The records that follow must be repeated exactly, minus the images.

Segment Start: Given information

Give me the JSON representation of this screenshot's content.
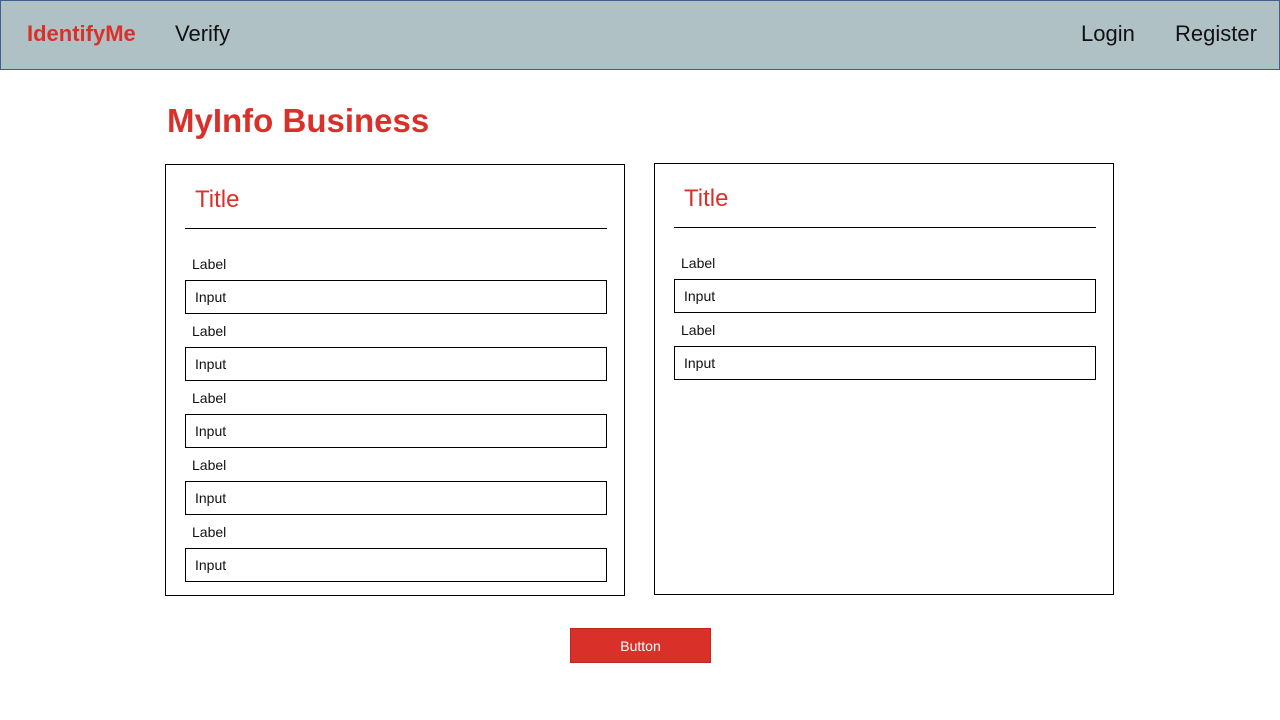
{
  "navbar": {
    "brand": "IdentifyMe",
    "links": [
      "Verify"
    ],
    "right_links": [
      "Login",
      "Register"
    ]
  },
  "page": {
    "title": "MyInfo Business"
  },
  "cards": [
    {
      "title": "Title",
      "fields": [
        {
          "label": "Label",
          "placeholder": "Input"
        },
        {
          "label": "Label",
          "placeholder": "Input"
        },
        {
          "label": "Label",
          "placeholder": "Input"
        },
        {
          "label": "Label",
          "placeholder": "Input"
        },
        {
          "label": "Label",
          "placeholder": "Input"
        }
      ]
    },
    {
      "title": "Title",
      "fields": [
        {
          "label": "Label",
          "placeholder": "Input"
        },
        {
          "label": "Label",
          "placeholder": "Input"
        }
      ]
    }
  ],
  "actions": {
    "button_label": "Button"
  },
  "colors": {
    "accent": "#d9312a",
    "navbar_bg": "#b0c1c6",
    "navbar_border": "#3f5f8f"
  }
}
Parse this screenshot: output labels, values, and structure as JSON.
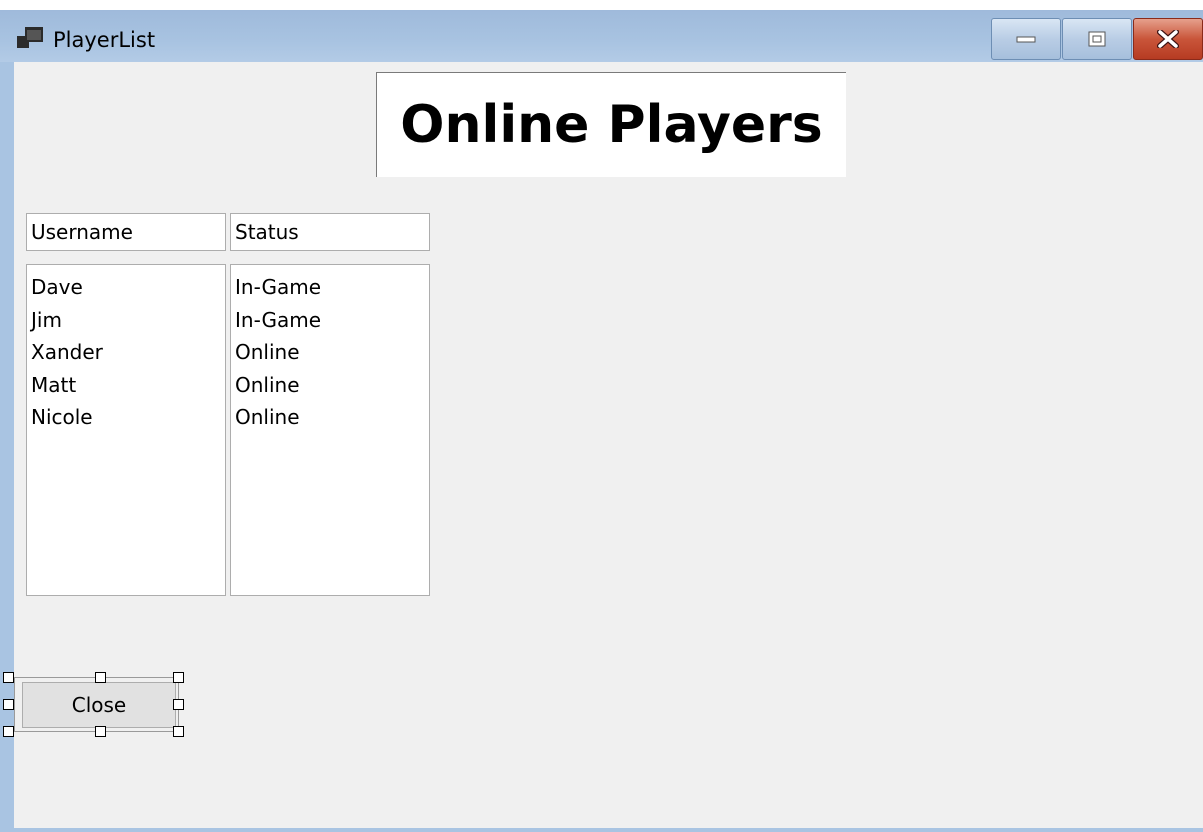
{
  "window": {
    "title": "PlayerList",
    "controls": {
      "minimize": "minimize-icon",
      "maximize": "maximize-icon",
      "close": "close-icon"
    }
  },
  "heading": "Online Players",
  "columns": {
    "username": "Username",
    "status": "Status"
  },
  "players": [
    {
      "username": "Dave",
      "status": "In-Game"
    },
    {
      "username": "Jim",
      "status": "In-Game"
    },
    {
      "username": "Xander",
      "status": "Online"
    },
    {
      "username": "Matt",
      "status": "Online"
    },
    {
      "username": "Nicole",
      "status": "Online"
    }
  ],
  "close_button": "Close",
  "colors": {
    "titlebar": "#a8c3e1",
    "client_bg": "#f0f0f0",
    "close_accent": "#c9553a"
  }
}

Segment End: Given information

• Answer box:
Give me the JSON representation of this screenshot's content.
{
  "navbar": {
    "brand": "IdentifyMe",
    "links": [
      "Verify"
    ],
    "right_links": [
      "Login",
      "Register"
    ]
  },
  "page": {
    "title": "MyInfo Business"
  },
  "cards": [
    {
      "title": "Title",
      "fields": [
        {
          "label": "Label",
          "placeholder": "Input"
        },
        {
          "label": "Label",
          "placeholder": "Input"
        },
        {
          "label": "Label",
          "placeholder": "Input"
        },
        {
          "label": "Label",
          "placeholder": "Input"
        },
        {
          "label": "Label",
          "placeholder": "Input"
        }
      ]
    },
    {
      "title": "Title",
      "fields": [
        {
          "label": "Label",
          "placeholder": "Input"
        },
        {
          "label": "Label",
          "placeholder": "Input"
        }
      ]
    }
  ],
  "actions": {
    "button_label": "Button"
  },
  "colors": {
    "accent": "#d9312a",
    "navbar_bg": "#b0c1c6",
    "navbar_border": "#3f5f8f"
  }
}
Parse this screenshot: output labels, values, and structure as JSON.
{
  "window": {
    "title": "PlayerList",
    "controls": {
      "minimize": "minimize-icon",
      "maximize": "maximize-icon",
      "close": "close-icon"
    }
  },
  "heading": "Online Players",
  "columns": {
    "username": "Username",
    "status": "Status"
  },
  "players": [
    {
      "username": "Dave",
      "status": "In-Game"
    },
    {
      "username": "Jim",
      "status": "In-Game"
    },
    {
      "username": "Xander",
      "status": "Online"
    },
    {
      "username": "Matt",
      "status": "Online"
    },
    {
      "username": "Nicole",
      "status": "Online"
    }
  ],
  "close_button": "Close",
  "colors": {
    "titlebar": "#a8c3e1",
    "client_bg": "#f0f0f0",
    "close_accent": "#c9553a"
  }
}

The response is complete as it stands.